* **THE PROBLEM**: All lines holding the word "bats" should be located in the records and copied.

Source records
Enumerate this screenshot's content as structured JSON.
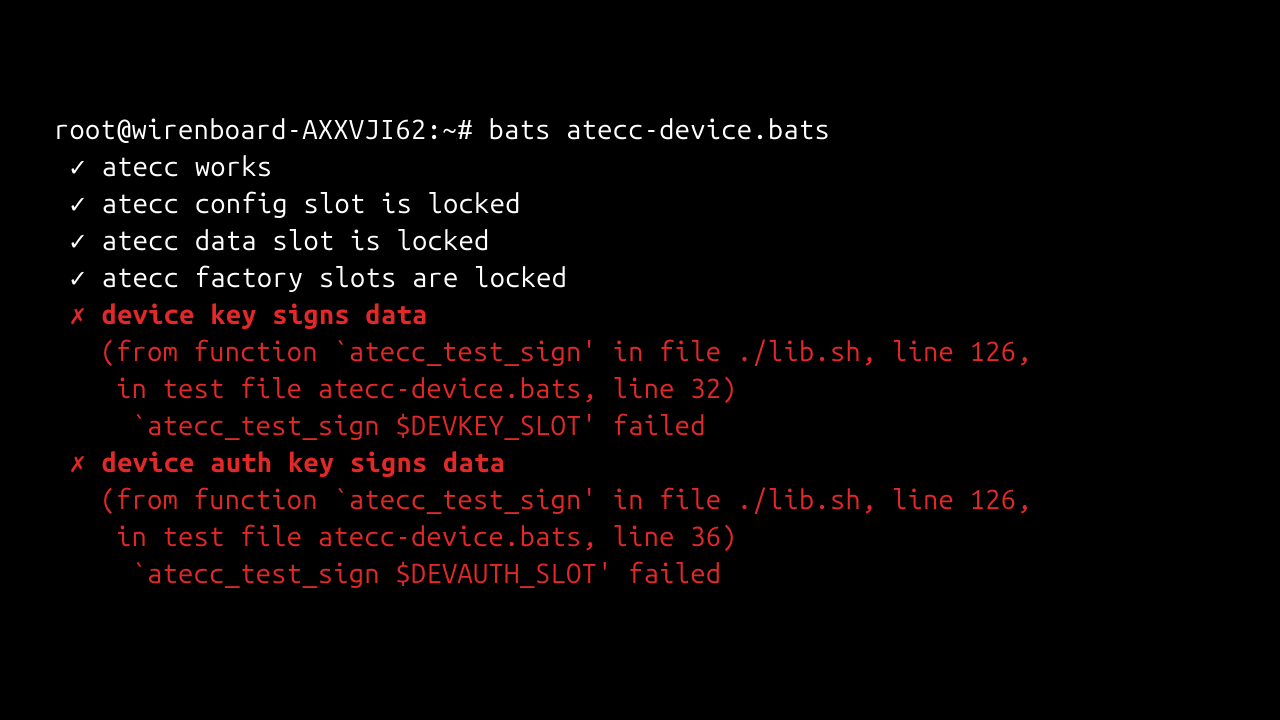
{
  "terminal": {
    "prompt": "root@wirenboard-AXXVJI62:~# bats atecc-device.bats",
    "pass_mark": " ✓ ",
    "fail_mark": " ✗ ",
    "tests": {
      "pass1": "atecc works",
      "pass2": "atecc config slot is locked",
      "pass3": "atecc data slot is locked",
      "pass4": "atecc factory slots are locked",
      "fail1_title": "device key signs data",
      "fail1_line1": "   (from function `atecc_test_sign' in file ./lib.sh, line 126,",
      "fail1_line2": "    in test file atecc-device.bats, line 32)",
      "fail1_line3": "     `atecc_test_sign $DEVKEY_SLOT' failed",
      "fail2_title": "device auth key signs data",
      "fail2_line1": "   (from function `atecc_test_sign' in file ./lib.sh, line 126,",
      "fail2_line2": "    in test file atecc-device.bats, line 36)",
      "fail2_line3": "     `atecc_test_sign $DEVAUTH_SLOT' failed"
    }
  }
}
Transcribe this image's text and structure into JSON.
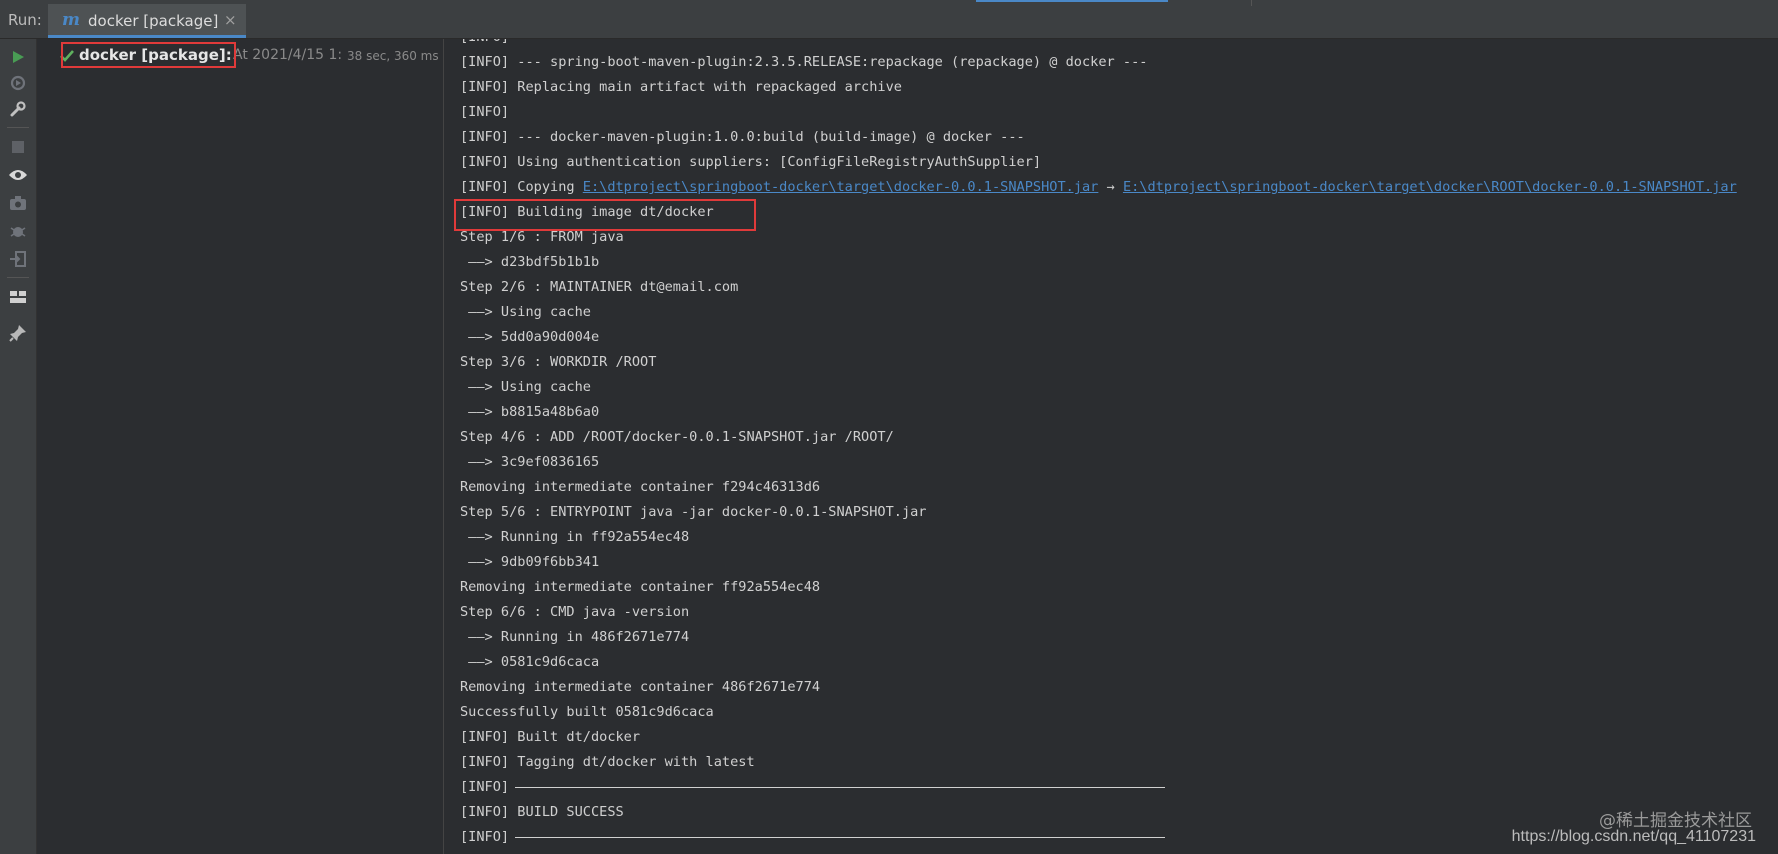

* **EXERCISE OUTPUT**:
    "prompt": "root@wirenboard-AXXVJI62:~# bats atecc-device.bats",
      "fail1_line2": "    in test file atecc-device.bats, line 32)",
      "fail2_line2": "    in test file atecc-device.bats, line 36)",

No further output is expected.